** Entries provided follows **

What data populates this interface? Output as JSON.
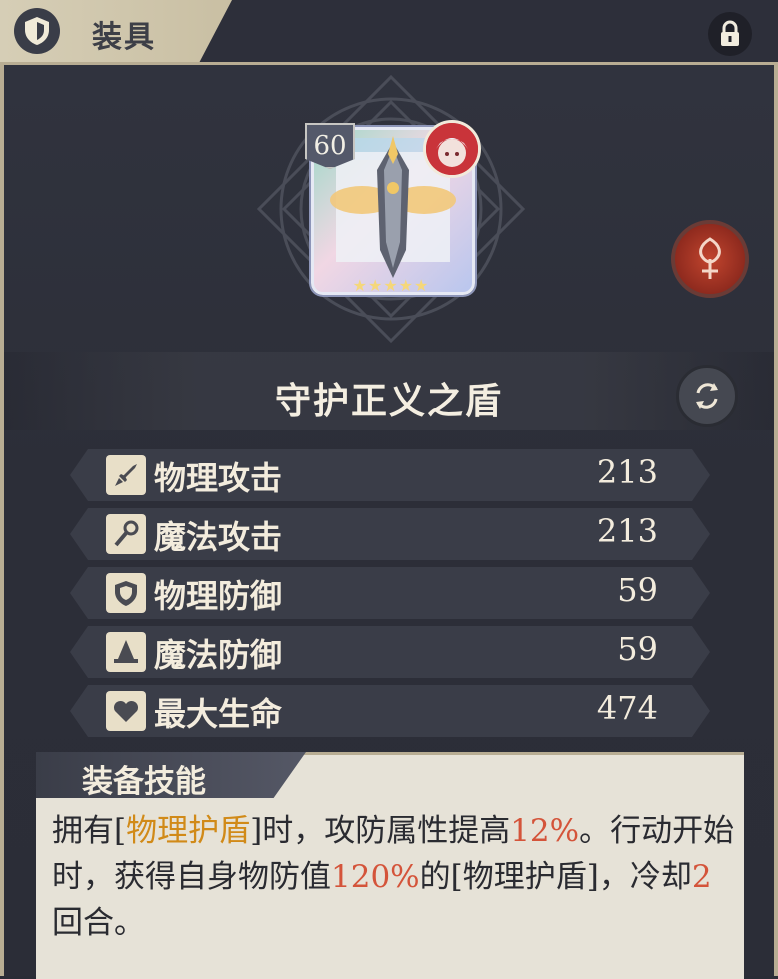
{
  "header": {
    "title": "装具",
    "icon": "shield-icon",
    "lock_icon": "lock-icon"
  },
  "item": {
    "level": "60",
    "stars": "★★★★★",
    "name": "守护正义之盾",
    "swap_icon": "swap-icon",
    "rune_icon": "rune-icon"
  },
  "stats": [
    {
      "label": "物理攻击",
      "value": "213",
      "icon": "sword-icon"
    },
    {
      "label": "魔法攻击",
      "value": "213",
      "icon": "staff-icon"
    },
    {
      "label": "物理防御",
      "value": "59",
      "icon": "shield-icon"
    },
    {
      "label": "魔法防御",
      "value": "59",
      "icon": "wizard-hat-icon"
    },
    {
      "label": "最大生命",
      "value": "474",
      "icon": "heart-icon"
    }
  ],
  "skill": {
    "title": "装备技能",
    "p1": "拥有[",
    "h1": "物理护盾",
    "p2": "]时，攻防属性提高",
    "h2": "12%",
    "p3": "。行动开始时，获得自身物防值",
    "h3": "120%",
    "p4": "的[物理护盾]，冷却",
    "h4": "2",
    "p5": "回合。"
  },
  "colors": {
    "highlight_gold": "#d18a18",
    "highlight_red": "#d4543a"
  }
}
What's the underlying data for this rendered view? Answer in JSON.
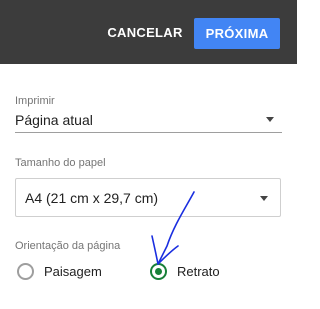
{
  "header": {
    "cancel_label": "CANCELAR",
    "next_label": "PRÓXIMA"
  },
  "print": {
    "label": "Imprimir",
    "value": "Página atual"
  },
  "paper": {
    "label": "Tamanho do papel",
    "value": "A4 (21 cm x 29,7 cm)"
  },
  "orientation": {
    "label": "Orientação da página",
    "options": [
      {
        "label": "Paisagem",
        "selected": false
      },
      {
        "label": "Retrato",
        "selected": true
      }
    ]
  },
  "colors": {
    "topbar": "#3c3c3c",
    "accent_blue": "#4285f4",
    "radio_green": "#188038",
    "annotation": "#1a2ee0"
  }
}
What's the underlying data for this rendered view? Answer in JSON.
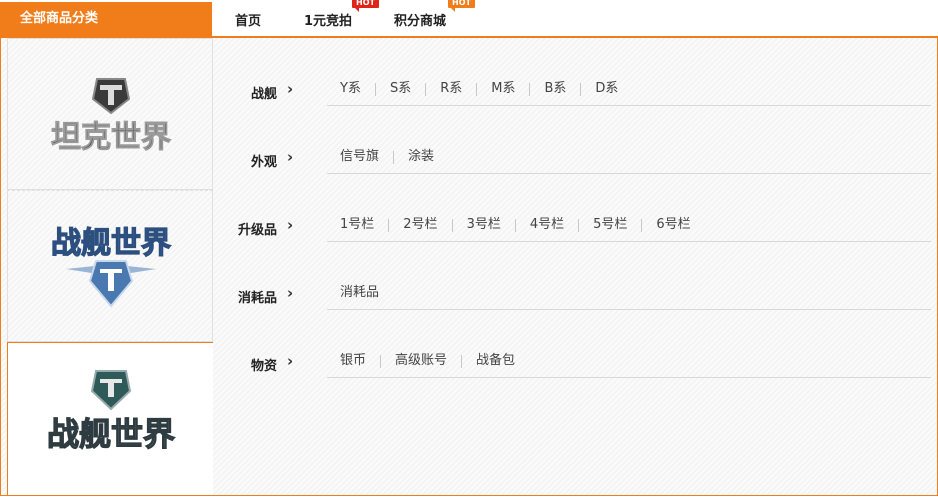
{
  "header": {
    "all_categories": "全部商品分类",
    "nav": [
      {
        "label": "首页",
        "badge": ""
      },
      {
        "label": "1元竞拍",
        "badge": "HOT"
      },
      {
        "label": "积分商城",
        "badge": "HOT"
      }
    ]
  },
  "games": [
    {
      "name": "坦克世界"
    },
    {
      "name": "战舰世界"
    },
    {
      "name": "战舰世界"
    }
  ],
  "categories": [
    {
      "label": "战舰",
      "items": [
        "Y系",
        "S系",
        "R系",
        "M系",
        "B系",
        "D系"
      ]
    },
    {
      "label": "外观",
      "items": [
        "信号旗",
        "涂装"
      ]
    },
    {
      "label": "升级品",
      "items": [
        "1号栏",
        "2号栏",
        "3号栏",
        "4号栏",
        "5号栏",
        "6号栏"
      ]
    },
    {
      "label": "消耗品",
      "items": [
        "消耗品"
      ]
    },
    {
      "label": "物资",
      "items": [
        "银币",
        "高级账号",
        "战备包"
      ]
    }
  ],
  "colors": {
    "accent": "#f07d1a",
    "hot_red": "#e2231a",
    "hot_orange": "#f07d1a"
  }
}
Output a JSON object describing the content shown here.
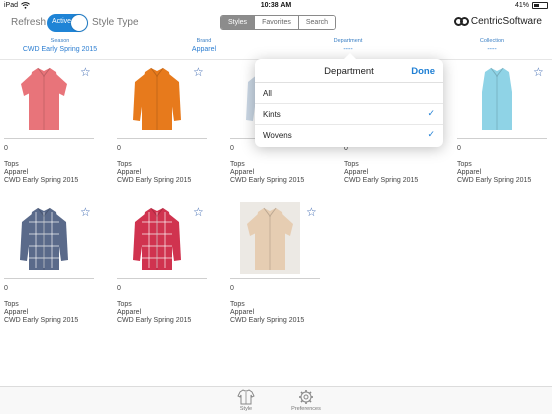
{
  "status_bar": {
    "carrier": "iPad",
    "time": "10:38 AM",
    "battery": "41%",
    "battery_level": 0.41
  },
  "toolbar": {
    "refresh_label": "Refresh",
    "toggle_label": "Active",
    "toggle_on": true,
    "style_type_label": "Style Type",
    "segments": [
      "Styles",
      "Favorites",
      "Search"
    ],
    "active_segment": "Styles",
    "logo_text": "CentricSoftware"
  },
  "filters": [
    {
      "label": "Season",
      "value": "CWD Early Spring 2015"
    },
    {
      "label": "Brand",
      "value": "Apparel"
    },
    {
      "label": "Department",
      "value": "----"
    },
    {
      "label": "Collection",
      "value": "----"
    }
  ],
  "products": [
    {
      "count": "0",
      "category": "Tops",
      "brand": "Apparel",
      "season": "CWD Early Spring 2015",
      "color": "#e8747a",
      "pattern": "solid",
      "sleeves": "short"
    },
    {
      "count": "0",
      "category": "Tops",
      "brand": "Apparel",
      "season": "CWD Early Spring 2015",
      "color": "#e77a1c",
      "pattern": "solid",
      "sleeves": "long"
    },
    {
      "count": "0",
      "category": "Tops",
      "brand": "Apparel",
      "season": "CWD Early Spring 2015",
      "color": "#c9d6e3",
      "pattern": "solid",
      "sleeves": "long"
    },
    {
      "count": "0",
      "category": "Tops",
      "brand": "Apparel",
      "season": "CWD Early Spring 2015",
      "color": "#e0dcd5",
      "pattern": "solid",
      "sleeves": "short"
    },
    {
      "count": "0",
      "category": "Tops",
      "brand": "Apparel",
      "season": "CWD Early Spring 2015",
      "color": "#8fd3e6",
      "pattern": "solid",
      "sleeves": "none"
    },
    {
      "count": "0",
      "category": "Tops",
      "brand": "Apparel",
      "season": "CWD Early Spring 2015",
      "color": "#5a6a8a",
      "pattern": "plaid",
      "sleeves": "long"
    },
    {
      "count": "0",
      "category": "Tops",
      "brand": "Apparel",
      "season": "CWD Early Spring 2015",
      "color": "#d0334f",
      "pattern": "plaid",
      "sleeves": "long"
    },
    {
      "count": "0",
      "category": "Tops",
      "brand": "Apparel",
      "season": "CWD Early Spring 2015",
      "color": "#e6cdb2",
      "pattern": "solid",
      "sleeves": "short"
    }
  ],
  "popover": {
    "title": "Department",
    "done_label": "Done",
    "options": [
      {
        "label": "All",
        "checked": false
      },
      {
        "label": "Kints",
        "checked": true
      },
      {
        "label": "Wovens",
        "checked": true
      }
    ],
    "check_glyph": "✓"
  },
  "tabbar": {
    "tabs": [
      {
        "label": "Style",
        "icon": "shirt-icon"
      },
      {
        "label": "Preferences",
        "icon": "gear-icon"
      }
    ]
  },
  "colors": {
    "accent": "#1f84d6",
    "star": "#3b67b0"
  }
}
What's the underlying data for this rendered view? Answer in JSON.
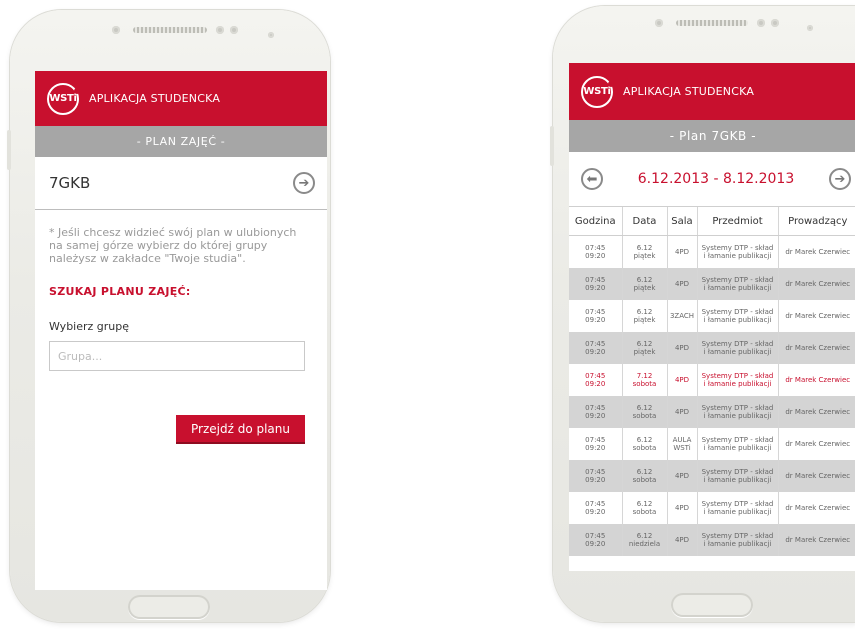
{
  "app": {
    "logo_text": "WSTi",
    "title": "APLIKACJA STUDENCKA"
  },
  "left": {
    "subtitle": "- PLAN ZAJĘĆ -",
    "group": "7GKB",
    "note": "* Jeśli chcesz widzieć swój plan w ulubionych na samej górze wybierz do której grupy należysz w zakładce \"Twoje studia\".",
    "search_heading": "SZUKAJ PLANU ZAJĘĆ:",
    "select_label": "Wybierz grupę",
    "input_placeholder": "Grupa...",
    "button": "Przejdź do planu"
  },
  "right": {
    "subtitle": "- Plan 7GKB -",
    "week_range": "6.12.2013 - 8.12.2013",
    "columns": [
      "Godzina",
      "Data",
      "Sala",
      "Przedmiot",
      "Prowadzący"
    ],
    "rows": [
      {
        "time_from": "07:45",
        "time_to": "09:20",
        "date": "6.12",
        "day": "piątek",
        "room": "4PD",
        "room2": "",
        "subject1": "Systemy DTP - skład",
        "subject2": "i łamanie publikacji",
        "teacher": "dr Marek Czerwiec",
        "style": "white"
      },
      {
        "time_from": "07:45",
        "time_to": "09:20",
        "date": "6.12",
        "day": "piątek",
        "room": "4PD",
        "room2": "",
        "subject1": "Systemy DTP - skład",
        "subject2": "i łamanie publikacji",
        "teacher": "dr Marek Czerwiec",
        "style": "shaded"
      },
      {
        "time_from": "07:45",
        "time_to": "09:20",
        "date": "6.12",
        "day": "piątek",
        "room": "3ZACH",
        "room2": "",
        "subject1": "Systemy DTP - skład",
        "subject2": "i łamanie publikacji",
        "teacher": "dr Marek Czerwiec",
        "style": "white"
      },
      {
        "time_from": "07:45",
        "time_to": "09:20",
        "date": "6.12",
        "day": "piątek",
        "room": "4PD",
        "room2": "",
        "subject1": "Systemy DTP - skład",
        "subject2": "i łamanie publikacji",
        "teacher": "dr Marek Czerwiec",
        "style": "shaded"
      },
      {
        "time_from": "07:45",
        "time_to": "09:20",
        "date": "7.12",
        "day": "sobota",
        "room": "4PD",
        "room2": "",
        "subject1": "Systemy DTP - skład",
        "subject2": "i łamanie publikacji",
        "teacher": "dr Marek Czerwiec",
        "style": "hl"
      },
      {
        "time_from": "07:45",
        "time_to": "09:20",
        "date": "6.12",
        "day": "sobota",
        "room": "4PD",
        "room2": "",
        "subject1": "Systemy DTP - skład",
        "subject2": "i łamanie publikacji",
        "teacher": "dr Marek Czerwiec",
        "style": "shaded"
      },
      {
        "time_from": "07:45",
        "time_to": "09:20",
        "date": "6.12",
        "day": "sobota",
        "room": "AULA",
        "room2": "WSTi",
        "subject1": "Systemy DTP - skład",
        "subject2": "i łamanie publikacji",
        "teacher": "dr Marek Czerwiec",
        "style": "white"
      },
      {
        "time_from": "07:45",
        "time_to": "09:20",
        "date": "6.12",
        "day": "sobota",
        "room": "4PD",
        "room2": "",
        "subject1": "Systemy DTP - skład",
        "subject2": "i łamanie publikacji",
        "teacher": "dr Marek Czerwiec",
        "style": "shaded"
      },
      {
        "time_from": "07:45",
        "time_to": "09:20",
        "date": "6.12",
        "day": "sobota",
        "room": "4PD",
        "room2": "",
        "subject1": "Systemy DTP - skład",
        "subject2": "i łamanie publikacji",
        "teacher": "dr Marek Czerwiec",
        "style": "white"
      },
      {
        "time_from": "07:45",
        "time_to": "09:20",
        "date": "6.12",
        "day": "niedziela",
        "room": "4PD",
        "room2": "",
        "subject1": "Systemy DTP - skład",
        "subject2": "i łamanie publikacji",
        "teacher": "dr Marek Czerwiec",
        "style": "shaded"
      }
    ]
  },
  "colors": {
    "brand_red": "#c8102e",
    "subbar_gray": "#a6a6a6",
    "row_shade": "#d4d4d4"
  },
  "icons": {
    "next": "arrow-right-circle-icon",
    "prev": "arrow-left-circle-icon"
  }
}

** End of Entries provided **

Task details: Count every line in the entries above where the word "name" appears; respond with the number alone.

Output for this task: 4